James Reyos was convicted of brutally murdering Father Patrick Ryan in December 1981 but has now been exonerated thanks to Harlee and Michael Gerke, two fans of the true crime podcast Crime Junkie.
Like countless others, Harlee and Michael Gerke like to spend long drives listening to true crime podcasts. But while listening to an episode of Crime Junkie about the 1981 murder of Father Patrick Ryan as they drove home to visit family in Odessa, Texas, they began to suspect that something about his convicted killer, James Reyos, didn’t add up. Now, thanks to their hunch, Reyos has been exonerated after 40 years.
“I just gonna sit back and enjoy my total freedom,” Reyos told Texas Monthly. “I don’t have to think about going to my parole officer or paying parole fees.”

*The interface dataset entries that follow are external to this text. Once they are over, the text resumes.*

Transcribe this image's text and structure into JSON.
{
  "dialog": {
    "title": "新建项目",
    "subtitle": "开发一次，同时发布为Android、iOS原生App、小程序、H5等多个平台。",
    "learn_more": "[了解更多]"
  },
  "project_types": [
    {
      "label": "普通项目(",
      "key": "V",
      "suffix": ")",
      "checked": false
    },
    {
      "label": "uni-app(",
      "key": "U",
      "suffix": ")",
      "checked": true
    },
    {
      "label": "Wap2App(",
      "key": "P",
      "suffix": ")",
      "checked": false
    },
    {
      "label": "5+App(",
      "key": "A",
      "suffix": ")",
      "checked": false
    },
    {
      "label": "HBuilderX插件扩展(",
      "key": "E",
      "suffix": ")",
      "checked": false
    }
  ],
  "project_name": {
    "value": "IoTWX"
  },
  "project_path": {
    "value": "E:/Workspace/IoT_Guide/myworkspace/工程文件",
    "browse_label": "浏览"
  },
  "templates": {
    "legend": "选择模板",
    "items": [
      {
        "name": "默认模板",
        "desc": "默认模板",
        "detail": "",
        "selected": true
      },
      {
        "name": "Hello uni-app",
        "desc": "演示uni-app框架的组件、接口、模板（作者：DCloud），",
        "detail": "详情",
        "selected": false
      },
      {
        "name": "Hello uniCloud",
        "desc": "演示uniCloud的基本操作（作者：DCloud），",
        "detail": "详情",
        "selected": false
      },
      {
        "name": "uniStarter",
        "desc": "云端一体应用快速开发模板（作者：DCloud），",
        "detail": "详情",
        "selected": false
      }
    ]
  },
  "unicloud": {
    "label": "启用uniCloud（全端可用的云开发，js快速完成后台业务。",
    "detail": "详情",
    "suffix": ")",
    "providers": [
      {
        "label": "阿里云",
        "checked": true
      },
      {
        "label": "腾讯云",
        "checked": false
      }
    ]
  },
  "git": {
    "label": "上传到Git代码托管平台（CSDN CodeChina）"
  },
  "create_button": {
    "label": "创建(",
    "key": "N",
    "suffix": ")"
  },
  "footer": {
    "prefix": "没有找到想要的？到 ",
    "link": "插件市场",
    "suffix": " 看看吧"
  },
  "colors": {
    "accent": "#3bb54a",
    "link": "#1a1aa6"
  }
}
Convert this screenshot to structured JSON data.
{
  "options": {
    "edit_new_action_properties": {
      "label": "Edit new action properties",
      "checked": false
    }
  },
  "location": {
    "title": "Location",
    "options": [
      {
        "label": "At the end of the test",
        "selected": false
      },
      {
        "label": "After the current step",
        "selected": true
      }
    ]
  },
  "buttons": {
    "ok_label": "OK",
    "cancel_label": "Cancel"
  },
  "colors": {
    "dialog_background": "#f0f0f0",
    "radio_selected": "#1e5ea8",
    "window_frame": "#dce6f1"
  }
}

The story starts back in December 1981, when Ryan picked up Reyos as a hitchhiker. The two struck up a casual friendship, and the priest soon afterward invited Reyos to dinner at his house. On Dec. 20, 1981, Reyos showed up with a family photo album to show Ryan, and shared several beers and screwdrivers with him. But then the night turned when Ryan — who was almost twice Reyos’ size — forced him to perform oral sex.
Despite the sexual assault, Reyos asked the priest to drive him to his car in Hobbs, New Mexico the next day. Ryan agreed, and their goodbye in New Mexico was the last time that Reyos saw Ryan alive. That night, the priest was brutally beaten and sexually assaulted at a seedy motel room in Odessa.
It didn’t take the police long to track down Reyos, who had left his family photo album at Ryan’s home. The Los Angeles Times reports that Reyos had a strong alibi: gas station receipts and a speeding ticket that proved that he was far away from the murder scene. The fingerprints found at the scene didn’t match his, and he even passed a polygraph test.
But Reyos also had a guilty conscience. When Ryan had driven him to Hobbs, he had also picked up another hitchhiker, and Reyos became convinced that his own request for a ride home had led to the priest’s death. So a year later, Reyos drunkenly confessed to killing Ryan.
“It just kept eating at me, eating at me, eating at me. I should have just hitchhiked to Hobbs. I’d done it before,” Reyos told Texas Monthly.
Though Reyos recanted his confession, he was promptly found guilty and sentenced to 38 years in 1983. Though Reyos was released in 1995, he continued to have trouble with the law and eventually served 24 years. Meanwhile, he told Texas Monthly that he felt like he had a flashing sign on his forehead which told other people “GUILTY” or “MURDERER.”
Years later, Harlee and Michael Gerke heard his story on Crime Junkie as they drove home to Odessa, where Michael’s father was the chief of police.
“We heard it and we were like, ‘Man, there’s no way he could have done this,'” Harlee told the Los Angeles Times. “We definitely thought it should be looked into more. And it just so happens that Michael’s dad is the chief of police in Odessa, and we were going to see him in about an hour.”
Michael’s father checked out the case file and agreed with their assessment. Though the evidence from Ryan’s murder was thought to have been destroyed, the police department still had copies of the fingerprint templates. They were able to run them through a national database — which had not existed at the time of Reyos’ conviction — and found that the fingerprints matched three other men, all now deceased.
“It became pretty clear that wow — there was absolutely no physical evidence to show that Mr. Reyos was in that motel room where the murder happened,” Michael Sr. told the Los Angeles Times. “There’s really no physical evidence to show that he was even in Odessa when it happened.”
On Oct. 4, 2023, James Reyos was formally exonerated by the Texas Court of Criminal Appeals, which ordered that he be compensated $80,000 for each year he was wrongly imprisoned.
Now, Reyos is looking forward to what comes next. Texas Monthly reports that he may use the money to invest in property, or perhaps start a foundation to help wrongfully convicted people like himself.
“My life has, you know, it hasn’t been wasted,” he remarked to Texas Monthly. “It’s just gone by without me living life fully, like I really wanted to. But still, I never gave up, despite all the downfalls.”
After reading about how a true crime podcast helped exonerate an innocent man, see how the investigation of another true crime podcast led to the exoneration of Darrell Lee Clark and Cain Joshua Storey after they were wrongly convicted for the death of their friend. Or, see how a true crime fanatic named Jung Yoo-jung killed a stranger “out of curiosity.”